> _Task description_:
Every line with "folder" in it must be copied from the data.

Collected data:
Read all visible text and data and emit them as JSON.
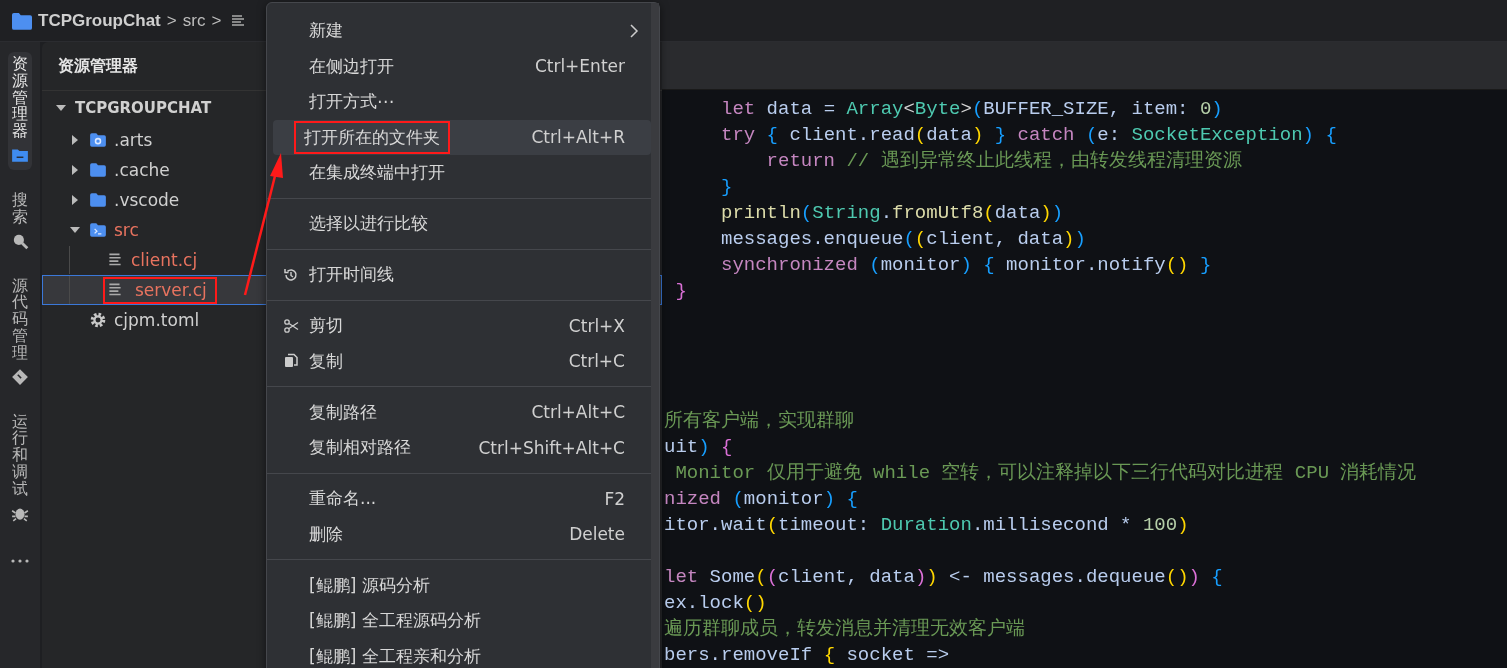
{
  "breadcrumb": {
    "items": [
      {
        "kind": "folder",
        "label": "TCPGroupChat"
      },
      {
        "kind": "separator",
        "label": ">"
      },
      {
        "kind": "text",
        "label": "src"
      },
      {
        "kind": "separator",
        "label": ">"
      },
      {
        "kind": "file"
      }
    ]
  },
  "activity_bar": {
    "items": [
      {
        "kind": "files",
        "label": "资源管理器",
        "selected": true
      },
      {
        "kind": "search",
        "label": "搜索",
        "selected": false
      },
      {
        "kind": "source-control",
        "label": "源代码管理",
        "selected": false
      },
      {
        "kind": "debug",
        "label": "运行和调试",
        "selected": false
      },
      {
        "kind": "more"
      }
    ]
  },
  "explorer": {
    "title": "资源管理器",
    "tree": {
      "label": "TCPGROUPCHAT",
      "expanded": true,
      "children": [
        {
          "label": ".arts",
          "kind": "folder-gear",
          "expanded": false,
          "selected": false,
          "modified": false,
          "annotated": false
        },
        {
          "label": ".cache",
          "kind": "folder",
          "expanded": false,
          "selected": false,
          "modified": false,
          "annotated": false
        },
        {
          "label": ".vscode",
          "kind": "folder",
          "expanded": false,
          "selected": false,
          "modified": false,
          "annotated": false
        },
        {
          "label": "src",
          "kind": "folder-terminal",
          "expanded": true,
          "selected": false,
          "modified": true,
          "annotated": false,
          "children": [
            {
              "label": "client.cj",
              "kind": "file",
              "selected": false,
              "modified": true,
              "annotated": false
            },
            {
              "label": "server.cj",
              "kind": "file",
              "selected": true,
              "modified": true,
              "annotated": true
            }
          ]
        },
        {
          "label": "cjpm.toml",
          "kind": "gear",
          "selected": false,
          "modified": false,
          "annotated": false
        }
      ]
    }
  },
  "context_menu": {
    "items": [
      {
        "kind": "item",
        "label": "新建",
        "submenu": true,
        "selected": false,
        "annotated": false
      },
      {
        "kind": "item",
        "label": "在侧边打开",
        "shortcut": "Ctrl+Enter",
        "submenu": false,
        "selected": false,
        "annotated": false
      },
      {
        "kind": "item",
        "label": "打开方式⋯",
        "submenu": false,
        "selected": false,
        "annotated": false
      },
      {
        "kind": "item",
        "label": "打开所在的文件夹",
        "shortcut": "Ctrl+Alt+R",
        "submenu": false,
        "selected": true,
        "annotated": true
      },
      {
        "kind": "item",
        "label": "在集成终端中打开",
        "submenu": false,
        "selected": false,
        "annotated": false
      },
      {
        "kind": "separator"
      },
      {
        "kind": "item",
        "label": "选择以进行比较",
        "submenu": false,
        "selected": false,
        "annotated": false
      },
      {
        "kind": "separator"
      },
      {
        "kind": "history-item",
        "label": "打开时间线",
        "submenu": false,
        "selected": false,
        "annotated": false
      },
      {
        "kind": "separator"
      },
      {
        "kind": "cut-item",
        "label": "剪切",
        "shortcut": "Ctrl+X",
        "submenu": false,
        "selected": false,
        "annotated": false
      },
      {
        "kind": "copy-item",
        "label": "复制",
        "shortcut": "Ctrl+C",
        "submenu": false,
        "selected": false,
        "annotated": false
      },
      {
        "kind": "separator"
      },
      {
        "kind": "item",
        "label": "复制路径",
        "shortcut": "Ctrl+Alt+C",
        "submenu": false,
        "selected": false,
        "annotated": false
      },
      {
        "kind": "item",
        "label": "复制相对路径",
        "shortcut": "Ctrl+Shift+Alt+C",
        "submenu": false,
        "selected": false,
        "annotated": false
      },
      {
        "kind": "separator"
      },
      {
        "kind": "item",
        "label": "重命名...",
        "shortcut": "F2",
        "submenu": false,
        "selected": false,
        "annotated": false
      },
      {
        "kind": "item",
        "label": "删除",
        "shortcut": "Delete",
        "submenu": false,
        "selected": false,
        "annotated": false
      },
      {
        "kind": "separator"
      },
      {
        "kind": "item",
        "label": "[鲲鹏] 源码分析",
        "submenu": false,
        "selected": false,
        "annotated": false
      },
      {
        "kind": "item",
        "label": "[鲲鹏] 全工程源码分析",
        "submenu": false,
        "selected": false,
        "annotated": false
      },
      {
        "kind": "item",
        "label": "[鲲鹏] 全工程亲和分析",
        "submenu": false,
        "selected": false,
        "annotated": false
      }
    ]
  },
  "editor": {
    "lines": [
      {
        "kind": "indented",
        "tokens": [
          {
            "kind": "kw",
            "text": "let"
          },
          {
            "kind": "id",
            "text": " data = "
          },
          {
            "kind": "type",
            "text": "Array"
          },
          {
            "kind": "op",
            "text": "<"
          },
          {
            "kind": "type",
            "text": "Byte"
          },
          {
            "kind": "op",
            "text": ">"
          },
          {
            "kind": "p2",
            "text": "("
          },
          {
            "kind": "id",
            "text": "BUFFER_SIZE, item: "
          },
          {
            "kind": "num",
            "text": "0"
          },
          {
            "kind": "p2",
            "text": ")"
          }
        ]
      },
      {
        "kind": "indented",
        "tokens": [
          {
            "kind": "kw",
            "text": "try"
          },
          {
            "kind": "p2",
            "text": " { "
          },
          {
            "kind": "id",
            "text": "client.read"
          },
          {
            "kind": "p1",
            "text": "("
          },
          {
            "kind": "id",
            "text": "data"
          },
          {
            "kind": "p1",
            "text": ")"
          },
          {
            "kind": "p2",
            "text": " } "
          },
          {
            "kind": "kw",
            "text": "catch"
          },
          {
            "kind": "p2",
            "text": " ("
          },
          {
            "kind": "id",
            "text": "e: "
          },
          {
            "kind": "type",
            "text": "SocketException"
          },
          {
            "kind": "p2",
            "text": ") {"
          }
        ]
      },
      {
        "kind": "deep",
        "tokens": [
          {
            "kind": "kw",
            "text": "return"
          },
          {
            "kind": "cmt",
            "text": " // 遇到异常终止此线程，由转发线程清理资源"
          }
        ]
      },
      {
        "kind": "indented",
        "tokens": [
          {
            "kind": "p2",
            "text": "}"
          }
        ]
      },
      {
        "kind": "indented",
        "tokens": [
          {
            "kind": "fn",
            "text": "println"
          },
          {
            "kind": "p2",
            "text": "("
          },
          {
            "kind": "type",
            "text": "String"
          },
          {
            "kind": "id",
            "text": "."
          },
          {
            "kind": "fn",
            "text": "fromUtf8"
          },
          {
            "kind": "p1",
            "text": "("
          },
          {
            "kind": "id",
            "text": "data"
          },
          {
            "kind": "p1",
            "text": ")"
          },
          {
            "kind": "p2",
            "text": ")"
          }
        ]
      },
      {
        "kind": "indented",
        "tokens": [
          {
            "kind": "id",
            "text": "messages.enqueue"
          },
          {
            "kind": "p2",
            "text": "("
          },
          {
            "kind": "p1",
            "text": "("
          },
          {
            "kind": "id",
            "text": "client, data"
          },
          {
            "kind": "p1",
            "text": ")"
          },
          {
            "kind": "p2",
            "text": ")"
          }
        ]
      },
      {
        "kind": "indented",
        "tokens": [
          {
            "kind": "kw",
            "text": "synchronized"
          },
          {
            "kind": "p2",
            "text": " ("
          },
          {
            "kind": "id",
            "text": "monitor"
          },
          {
            "kind": "p2",
            "text": ") { "
          },
          {
            "kind": "id",
            "text": "monitor.notify"
          },
          {
            "kind": "p1",
            "text": "()"
          },
          {
            "kind": "p2",
            "text": " }"
          }
        ]
      },
      {
        "kind": "block",
        "tokens": [
          {
            "kind": "p3",
            "text": "}"
          }
        ]
      },
      {
        "kind": "blank"
      },
      {
        "kind": "blank"
      },
      {
        "kind": "blank"
      },
      {
        "kind": "blank"
      },
      {
        "kind": "code",
        "tokens": [
          {
            "kind": "cmt",
            "text": "所有客户端，实现群聊"
          }
        ]
      },
      {
        "kind": "code",
        "tokens": [
          {
            "kind": "id",
            "text": "uit"
          },
          {
            "kind": "p2",
            "text": ")"
          },
          {
            "kind": "p3",
            "text": " {"
          }
        ]
      },
      {
        "kind": "code",
        "tokens": [
          {
            "kind": "cmt",
            "text": " Monitor 仅用于避免 while 空转，可以注释掉以下三行代码对比进程 CPU 消耗情况"
          }
        ]
      },
      {
        "kind": "code",
        "tokens": [
          {
            "kind": "kw",
            "text": "nized"
          },
          {
            "kind": "p2",
            "text": " ("
          },
          {
            "kind": "id",
            "text": "monitor"
          },
          {
            "kind": "p2",
            "text": ") {"
          }
        ]
      },
      {
        "kind": "code",
        "tokens": [
          {
            "kind": "id",
            "text": "itor.wait"
          },
          {
            "kind": "p1",
            "text": "("
          },
          {
            "kind": "id",
            "text": "timeout: "
          },
          {
            "kind": "type",
            "text": "Duration"
          },
          {
            "kind": "id",
            "text": ".millisecond * "
          },
          {
            "kind": "num",
            "text": "100"
          },
          {
            "kind": "p1",
            "text": ")"
          }
        ]
      },
      {
        "kind": "blank"
      },
      {
        "kind": "code",
        "tokens": [
          {
            "kind": "kw",
            "text": "let"
          },
          {
            "kind": "id",
            "text": " Some"
          },
          {
            "kind": "p1",
            "text": "("
          },
          {
            "kind": "p3",
            "text": "("
          },
          {
            "kind": "id",
            "text": "client, data"
          },
          {
            "kind": "p3",
            "text": ")"
          },
          {
            "kind": "p1",
            "text": ")"
          },
          {
            "kind": "id",
            "text": " <- messages.dequeue"
          },
          {
            "kind": "p1",
            "text": "()"
          },
          {
            "kind": "p3",
            "text": ")"
          },
          {
            "kind": "p2",
            "text": " {"
          }
        ]
      },
      {
        "kind": "code",
        "tokens": [
          {
            "kind": "id",
            "text": "ex.lock"
          },
          {
            "kind": "p1",
            "text": "()"
          }
        ]
      },
      {
        "kind": "code",
        "tokens": [
          {
            "kind": "cmt",
            "text": "遍历群聊成员，转发消息并清理无效客户端"
          }
        ]
      },
      {
        "kind": "code",
        "tokens": [
          {
            "kind": "id",
            "text": "bers.removeIf "
          },
          {
            "kind": "p1",
            "text": "{"
          },
          {
            "kind": "id",
            "text": " socket =>"
          }
        ]
      }
    ]
  },
  "annotation": {
    "arrow": true
  }
}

> _Solution for this exercise_:
        "kind": "folder",
          "kind": "folder-gear",
          "kind": "folder",
          "kind": "folder",
          "kind": "folder-terminal",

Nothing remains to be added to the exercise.